  3. Not sure when it is released here. Release dates around the world are so varied. For instance Kungfu Panda 2 has beem played almost world wide and yet it is only this week it will be here. And yet at other times we see movies well before the rest of the world.
    Walks out huh! I can honestly say in 40 years I've never done that no matter how bad the film!
    Agreed Malick is his own man and doesn't go the studio route. I like that as we the audience get 'his' film and not the studios. Malick films do tend to be slow though. The Thin Red Line wasn't a fast paced film, but I don't mind that if it is backed up with qality.
    This bio of Hitch I'm reading ( and within sight of finally finishing ), is riddled with interference from the studios. It is fascinating as several Hitch films can hardly be credited to him as the likes of David Selznik interfered so much they ceased to be Hitch films at all. The lodger, The Paradine Case, and Rebecca are films that could have been great if the studios had kept out of it!
    We need more directors like this as they cater for an audience that doesn't want movies from the never ending production line of mainstream Hollywood. I do shudder to think what cinema would be like without indie film/directors!

  4. I saw this film a few days ago at the TIFF Bell Lightbox, and I found it very much interesting.

    The performances were utterly fantastic, though I feel Sean Penn was rather underused.

    The cinematography? Superb. The camera angles, visual effects and colour balancing were incredible to witness. Some of the edits and cuts were somewhat awkward, but being that this IS a montage film it makes some sense.

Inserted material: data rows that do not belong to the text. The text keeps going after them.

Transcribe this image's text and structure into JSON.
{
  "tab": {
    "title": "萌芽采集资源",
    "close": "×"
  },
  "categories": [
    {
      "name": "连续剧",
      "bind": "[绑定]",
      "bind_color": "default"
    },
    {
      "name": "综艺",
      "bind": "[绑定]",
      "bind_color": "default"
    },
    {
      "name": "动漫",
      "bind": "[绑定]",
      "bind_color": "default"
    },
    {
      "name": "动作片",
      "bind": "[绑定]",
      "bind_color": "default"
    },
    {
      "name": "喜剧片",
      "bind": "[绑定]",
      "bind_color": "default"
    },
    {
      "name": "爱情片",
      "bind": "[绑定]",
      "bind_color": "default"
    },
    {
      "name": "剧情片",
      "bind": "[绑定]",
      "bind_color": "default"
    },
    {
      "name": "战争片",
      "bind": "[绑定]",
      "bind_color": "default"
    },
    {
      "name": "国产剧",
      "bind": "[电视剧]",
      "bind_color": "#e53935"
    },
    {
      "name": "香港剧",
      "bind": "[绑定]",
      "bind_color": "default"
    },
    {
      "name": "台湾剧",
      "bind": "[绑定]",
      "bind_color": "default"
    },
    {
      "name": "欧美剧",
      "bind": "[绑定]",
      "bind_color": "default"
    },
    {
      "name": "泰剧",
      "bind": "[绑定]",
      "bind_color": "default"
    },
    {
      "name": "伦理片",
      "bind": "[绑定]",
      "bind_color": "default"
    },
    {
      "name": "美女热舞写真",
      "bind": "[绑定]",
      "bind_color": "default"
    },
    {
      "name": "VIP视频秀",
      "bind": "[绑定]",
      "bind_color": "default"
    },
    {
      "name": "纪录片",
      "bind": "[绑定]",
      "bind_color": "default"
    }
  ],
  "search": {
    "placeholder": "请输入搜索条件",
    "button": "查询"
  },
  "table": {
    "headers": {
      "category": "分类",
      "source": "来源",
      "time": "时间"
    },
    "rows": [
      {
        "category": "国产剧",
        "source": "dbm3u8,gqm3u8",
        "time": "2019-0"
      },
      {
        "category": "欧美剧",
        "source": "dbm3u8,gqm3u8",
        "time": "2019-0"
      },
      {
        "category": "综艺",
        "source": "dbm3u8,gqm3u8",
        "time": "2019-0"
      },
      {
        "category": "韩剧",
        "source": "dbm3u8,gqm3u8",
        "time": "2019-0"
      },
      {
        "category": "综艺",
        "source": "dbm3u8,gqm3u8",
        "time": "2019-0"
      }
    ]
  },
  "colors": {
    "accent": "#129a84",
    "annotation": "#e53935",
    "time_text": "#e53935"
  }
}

    However, my main problem with this movie is its running time- the movie seemed to drag along VERY slowly, and I'll admit I was really looking forward to getting out of the theatre. Some parts came across as somewhat redundant to me, especially when taking into account the message of the movie seems somewhat simple (executed beautifully, mind you).

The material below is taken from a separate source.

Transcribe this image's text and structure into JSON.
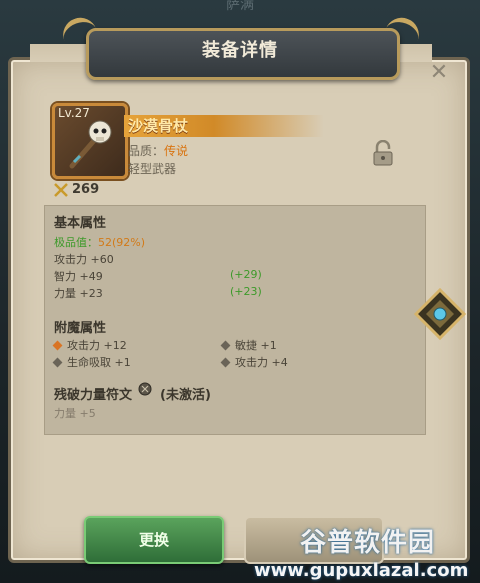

    Overall, I was infuriated by it when I first watched it, finding it very much hard to comprehend and very long. However, I definitely appreciate its merit, especially the moral behind the movie as well as its cinematography. It was enlightening to watch as a person interested in filmmaking.

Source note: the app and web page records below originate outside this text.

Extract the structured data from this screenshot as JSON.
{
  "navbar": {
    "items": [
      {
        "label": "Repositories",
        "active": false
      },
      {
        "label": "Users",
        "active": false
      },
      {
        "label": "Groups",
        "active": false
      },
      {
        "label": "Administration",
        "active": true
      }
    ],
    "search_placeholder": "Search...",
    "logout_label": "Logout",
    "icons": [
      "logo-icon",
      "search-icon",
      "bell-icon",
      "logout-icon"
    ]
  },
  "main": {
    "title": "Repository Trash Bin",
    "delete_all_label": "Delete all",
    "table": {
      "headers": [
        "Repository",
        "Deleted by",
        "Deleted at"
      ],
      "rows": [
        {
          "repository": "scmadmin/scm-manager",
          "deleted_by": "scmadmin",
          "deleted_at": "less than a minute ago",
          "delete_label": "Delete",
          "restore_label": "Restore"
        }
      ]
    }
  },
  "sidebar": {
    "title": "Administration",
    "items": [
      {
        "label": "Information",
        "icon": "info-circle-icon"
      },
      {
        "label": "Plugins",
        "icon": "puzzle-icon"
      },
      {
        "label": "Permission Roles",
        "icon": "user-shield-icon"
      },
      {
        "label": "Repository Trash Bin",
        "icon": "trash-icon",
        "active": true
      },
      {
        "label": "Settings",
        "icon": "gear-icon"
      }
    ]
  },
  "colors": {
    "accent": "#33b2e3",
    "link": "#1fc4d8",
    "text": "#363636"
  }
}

    It came across as pretentiously drawn out at points, but hey. Wasn't 2001 as well?

  5. @BRENT: I still haven't seen The Thin Red Line all the way through, but it's definitely on my list. I LOVED The New World although I know it wasn't everyone's cup of tea.

    Directors and actors both struggled in the old Hollywood studio system. They had generic scripts written by mediocre writers and were rarely changed, even if the director or actor had a brilliant vision for it. Very frustrating, I'm sure.

  6. @Alex: I would have loved to have see it at the Lightbox! Lucky you! :) Yeah, a lot of the film felt like a bunch of vignettes put together, so I agree that some of the cuts were really jarring ...especially going from the O'Brien family to dinosaurs.

    I completely understand where you are coming from! I shared a lot of those feelings while watching it ...frustration at it's length and pace being the main one. But, as you said, it was all still beautifully executed so I felt I couldn't stay mad at it for long. I appreciated the fact that it was a film that was actually asking its audience to think outside the box ...a rarity in Hollywood films.

    You make a really good point when you say: "It was enlightening to watch as a person interested in filmmkaing." I also feel like it's a movie that should be seen by film fans and, whether they loved it or loathed it is another matter long as they see it and discuss it.

    What grade would you have given The Tree of Life if you were reviewing it (or have you reviewed it)?

  7. Hmm, I'd say from B+ to A-.

    You're right on it being a "challenging" film; I haven't probably seen as many art movies as you have, and so I feel it overwhelmed me when I watched it. And I still felt it over-long.

    However, when it was great it really was great, so I'd say an A- is about right for it.

  8. Yeah, I was debating over B+ and A- myself. And I agree that it was rather long. This was definitely his most challenging and artsy film, though.